TASK STATEMENT: Return every line of the material exactly.

GIVEN RECORDS START

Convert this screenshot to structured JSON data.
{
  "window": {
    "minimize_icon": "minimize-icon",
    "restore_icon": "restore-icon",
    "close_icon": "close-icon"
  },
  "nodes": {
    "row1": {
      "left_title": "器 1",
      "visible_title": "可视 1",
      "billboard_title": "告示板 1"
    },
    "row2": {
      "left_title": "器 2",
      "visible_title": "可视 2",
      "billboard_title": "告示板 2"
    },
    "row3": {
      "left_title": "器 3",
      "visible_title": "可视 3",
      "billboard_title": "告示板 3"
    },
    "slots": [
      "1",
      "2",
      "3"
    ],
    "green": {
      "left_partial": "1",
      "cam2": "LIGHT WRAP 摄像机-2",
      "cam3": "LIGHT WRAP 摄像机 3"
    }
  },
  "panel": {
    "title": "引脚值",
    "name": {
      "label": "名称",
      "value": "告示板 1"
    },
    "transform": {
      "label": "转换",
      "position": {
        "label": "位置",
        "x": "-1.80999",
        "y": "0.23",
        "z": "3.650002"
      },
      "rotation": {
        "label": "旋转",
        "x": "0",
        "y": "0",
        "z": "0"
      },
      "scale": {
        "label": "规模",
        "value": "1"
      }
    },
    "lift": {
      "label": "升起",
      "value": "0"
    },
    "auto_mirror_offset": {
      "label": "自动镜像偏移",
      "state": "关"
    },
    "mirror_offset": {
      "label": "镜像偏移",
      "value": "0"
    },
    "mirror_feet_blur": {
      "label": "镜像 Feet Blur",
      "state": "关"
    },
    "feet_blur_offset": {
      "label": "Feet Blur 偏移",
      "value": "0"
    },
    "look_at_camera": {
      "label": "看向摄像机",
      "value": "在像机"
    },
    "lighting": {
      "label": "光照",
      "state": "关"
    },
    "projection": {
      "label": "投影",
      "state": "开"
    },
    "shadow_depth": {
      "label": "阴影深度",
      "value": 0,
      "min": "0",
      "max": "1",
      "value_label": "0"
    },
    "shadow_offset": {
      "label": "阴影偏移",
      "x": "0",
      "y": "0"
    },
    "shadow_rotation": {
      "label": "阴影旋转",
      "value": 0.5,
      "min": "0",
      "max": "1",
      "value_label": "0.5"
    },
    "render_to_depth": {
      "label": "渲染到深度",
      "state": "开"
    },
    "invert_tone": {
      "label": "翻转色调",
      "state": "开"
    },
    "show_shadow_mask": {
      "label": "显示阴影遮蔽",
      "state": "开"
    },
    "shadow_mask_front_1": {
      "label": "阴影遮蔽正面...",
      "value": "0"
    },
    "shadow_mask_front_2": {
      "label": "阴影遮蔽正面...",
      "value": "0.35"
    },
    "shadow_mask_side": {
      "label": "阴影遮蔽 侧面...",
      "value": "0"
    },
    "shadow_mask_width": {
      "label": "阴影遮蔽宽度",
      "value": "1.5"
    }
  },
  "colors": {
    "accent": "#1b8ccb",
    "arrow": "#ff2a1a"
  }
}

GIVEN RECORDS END

ANSWER FOR THIS EXERCISE:
Convert this screenshot to structured JSON data.
{
  "window": {
    "minimize_icon": "minimize-icon",
    "restore_icon": "restore-icon",
    "close_icon": "close-icon"
  },
  "nodes": {
    "row1": {
      "left_title": "器 1",
      "visible_title": "可视 1",
      "billboard_title": "告示板 1"
    },
    "row2": {
      "left_title": "器 2",
      "visible_title": "可视 2",
      "billboard_title": "告示板 2"
    },
    "row3": {
      "left_title": "器 3",
      "visible_title": "可视 3",
      "billboard_title": "告示板 3"
    },
    "slots": [
      "1",
      "2",
      "3"
    ],
    "green": {
      "left_partial": "1",
      "cam2": "LIGHT WRAP 摄像机-2",
      "cam3": "LIGHT WRAP 摄像机 3"
    }
  },
  "panel": {
    "title": "引脚值",
    "name": {
      "label": "名称",
      "value": "告示板 1"
    },
    "transform": {
      "label": "转换",
      "position": {
        "label": "位置",
        "x": "-1.80999",
        "y": "0.23",
        "z": "3.650002"
      },
      "rotation": {
        "label": "旋转",
        "x": "0",
        "y": "0",
        "z": "0"
      },
      "scale": {
        "label": "规模",
        "value": "1"
      }
    },
    "lift": {
      "label": "升起",
      "value": "0"
    },
    "auto_mirror_offset": {
      "label": "自动镜像偏移",
      "state": "关"
    },
    "mirror_offset": {
      "label": "镜像偏移",
      "value": "0"
    },
    "mirror_feet_blur": {
      "label": "镜像 Feet Blur",
      "state": "关"
    },
    "feet_blur_offset": {
      "label": "Feet Blur 偏移",
      "value": "0"
    },
    "look_at_camera": {
      "label": "看向摄像机",
      "value": "在像机"
    },
    "lighting": {
      "label": "光照",
      "state": "关"
    },
    "projection": {
      "label": "投影",
      "state": "开"
    },
    "shadow_depth": {
      "label": "阴影深度",
      "value": 0,
      "min": "0",
      "max": "1",
      "value_label": "0"
    },
    "shadow_offset": {
      "label": "阴影偏移",
      "x": "0",
      "y": "0"
    },
    "shadow_rotation": {
      "label": "阴影旋转",
      "value": 0.5,
      "min": "0",
      "max": "1",
      "value_label": "0.5"
    },
    "render_to_depth": {
      "label": "渲染到深度",
      "state": "开"
    },
    "invert_tone": {
      "label": "翻转色调",
      "state": "开"
    },
    "show_shadow_mask": {
      "label": "显示阴影遮蔽",
      "state": "开"
    },
    "shadow_mask_front_1": {
      "label": "阴影遮蔽正面...",
      "value": "0"
    },
    "shadow_mask_front_2": {
      "label": "阴影遮蔽正面...",
      "value": "0.35"
    },
    "shadow_mask_side": {
      "label": "阴影遮蔽 侧面...",
      "value": "0"
    },
    "shadow_mask_width": {
      "label": "阴影遮蔽宽度",
      "value": "1.5"
    }
  },
  "colors": {
    "accent": "#1b8ccb",
    "arrow": "#ff2a1a"
  }
}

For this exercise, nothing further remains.